Synopsis
The
NES function (not equals) compares each corresponding numeric element from two dynamic arrays for inequality. It returns a dynamic array of boolean values, in which each element comparison is represented by a 1 (not equal) or a 0 (equal).
NES removes signs and leading and trailing zeros from element values before making the comparison. If an element is missing, or has a null string or nonnumeric value,
NES assigns it a value of 0 for the purpose of this comparison.
For two elements to be compared, they must be on the same dynamic array level. For example, you cannot compare a value mark (@VM) dynamic array element to a subvalue mark (@SM) dynamic array element.
If the two dynamic arrays have different numbers of elements, the returned dynamic array has the number of elements of the longer dynamic array. By default, unmatched elements return 1 (not equal). That is, the
NES comparison of each element in the longer dynamic array that has no corresponding element in the shorter dynamic array always returns 1 (not equal), even when the value of the longer array element is 0 or the null string, or is a missing element within the dynamic array. You can also use the
REUSE function to define behavior when specifying two dynamic arrays with different numbers of elements.
The
NES function is the functional opposite of the
EQS function.
The following example uses the
NES function to return a not equals comparison for each of the elements in dynamic arrays

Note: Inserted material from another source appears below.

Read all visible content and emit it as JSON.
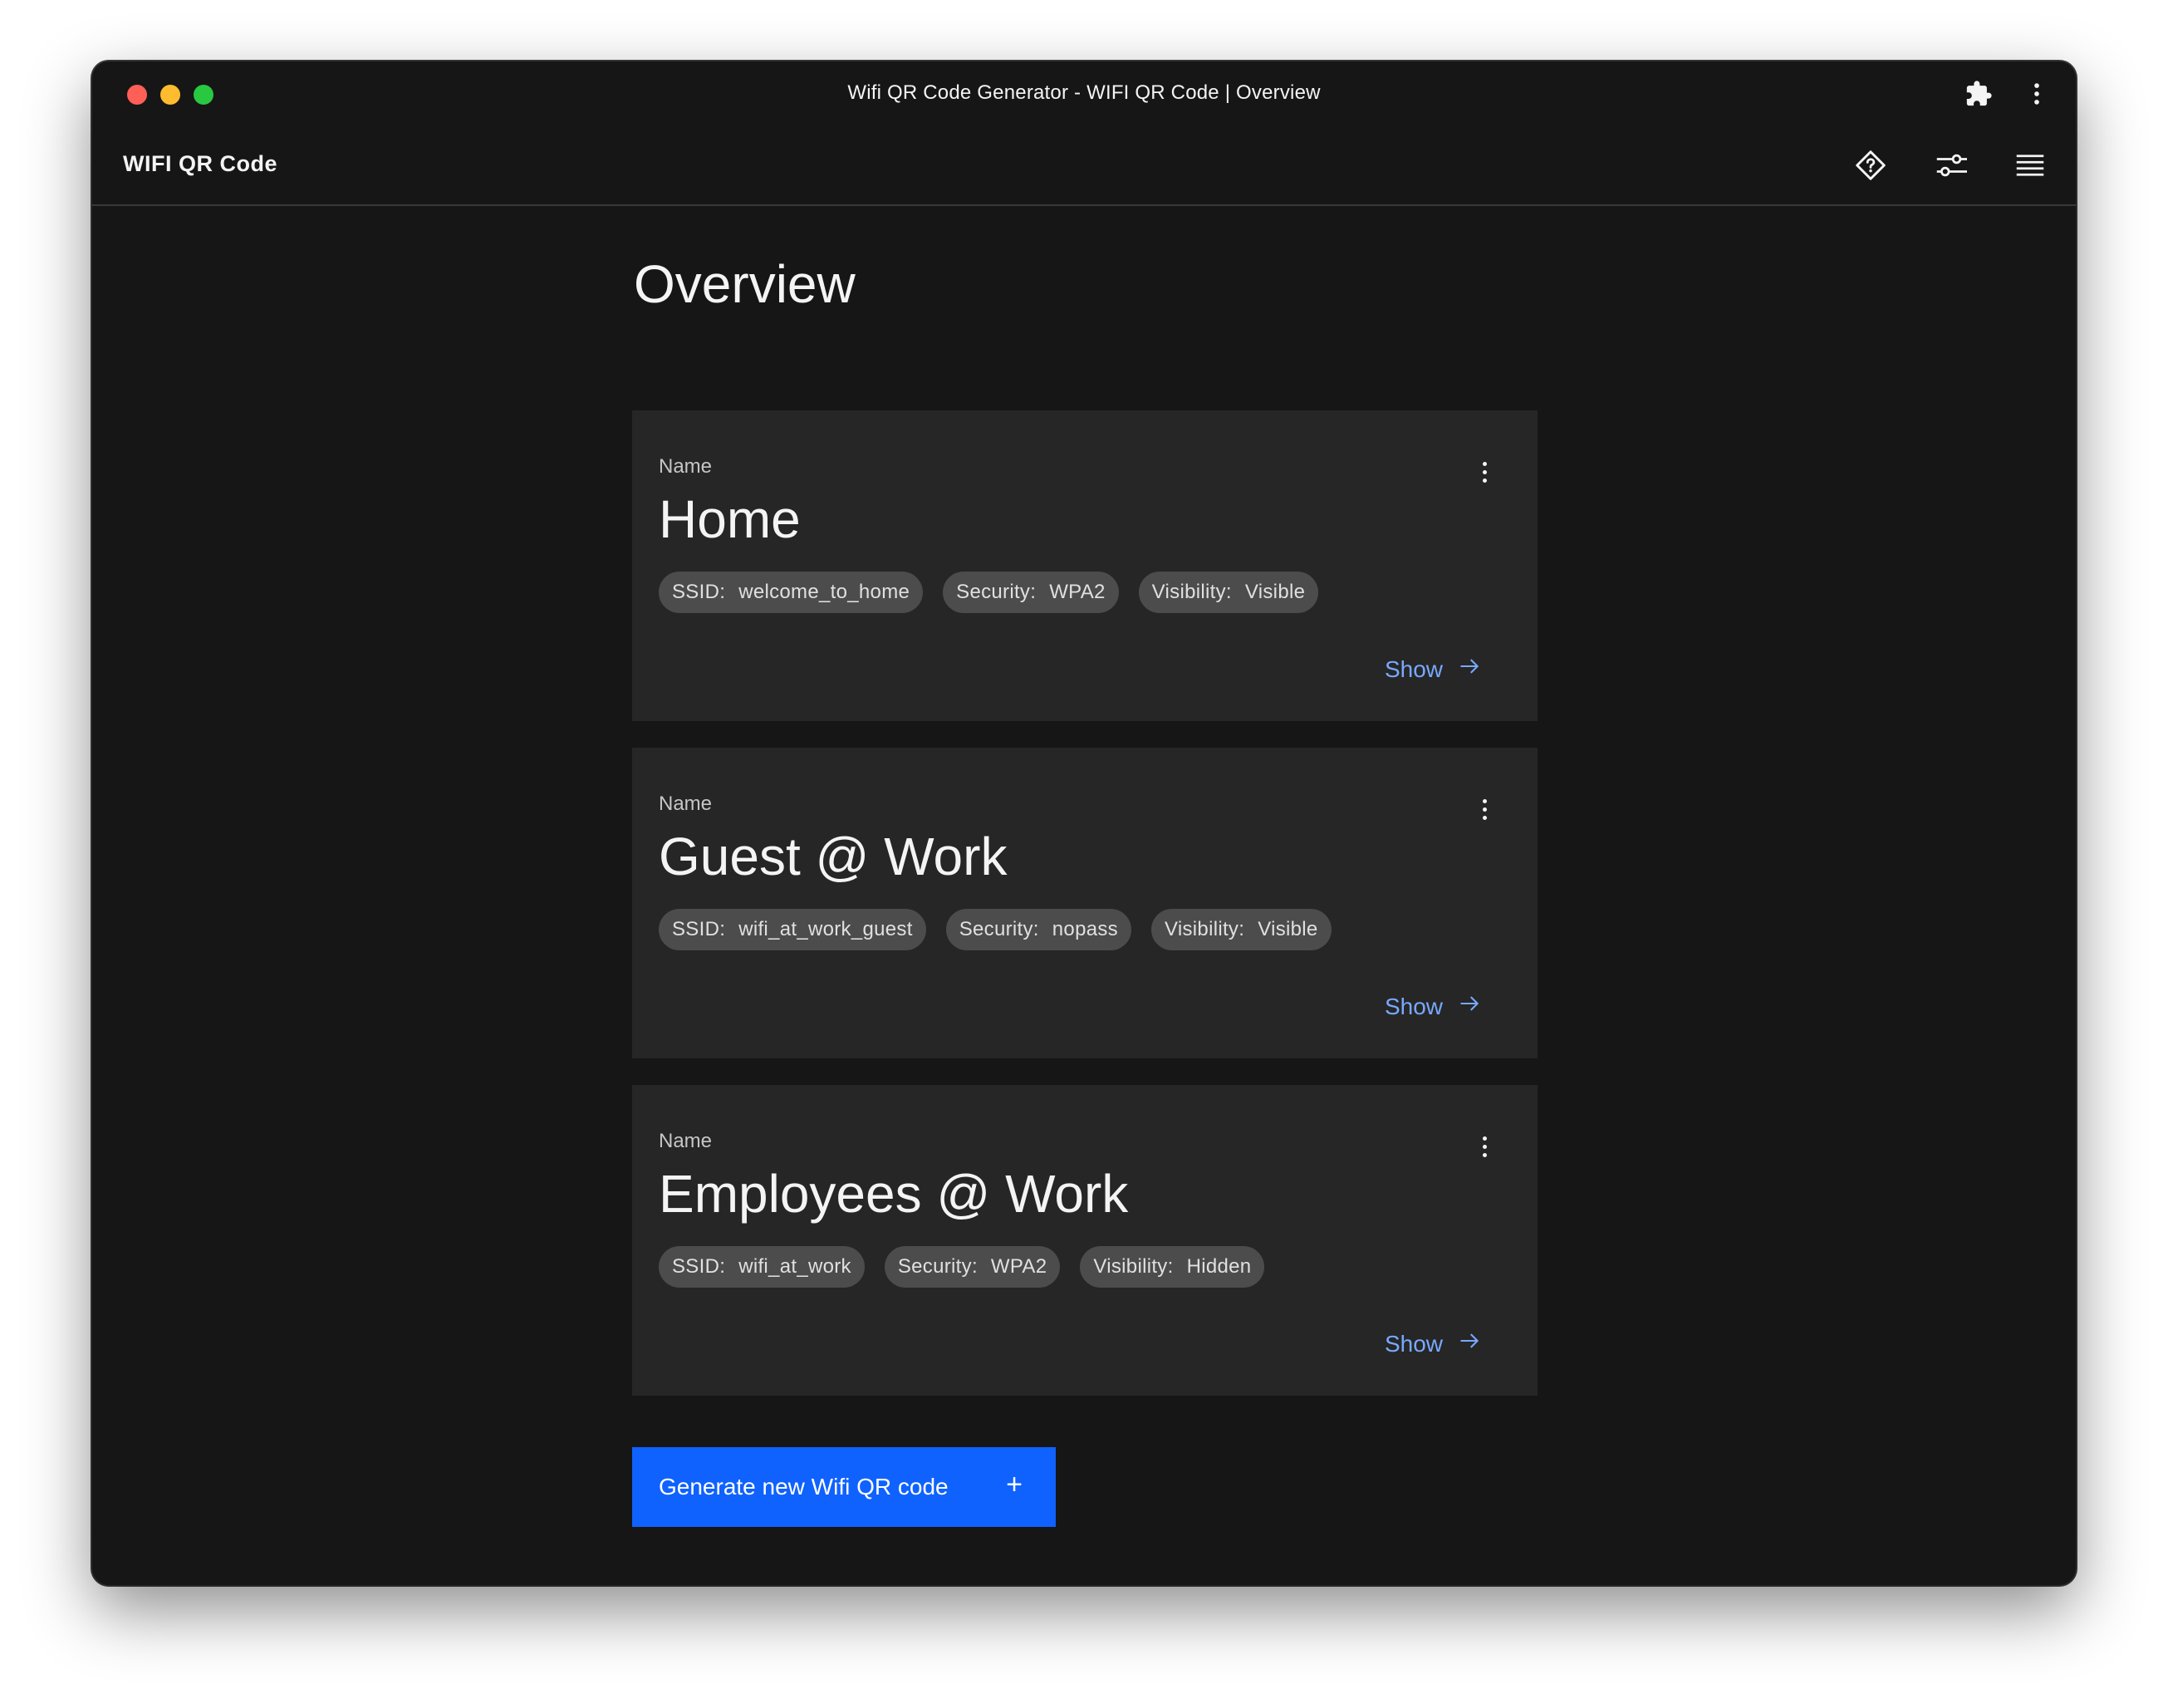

a and
b:
a=11:@VM:22:@VM:33:@VM:44
b=11:@VM:24:@VM:0:@VM:44
PRINT NES(a,b)
! returns 0ý1ý1ý0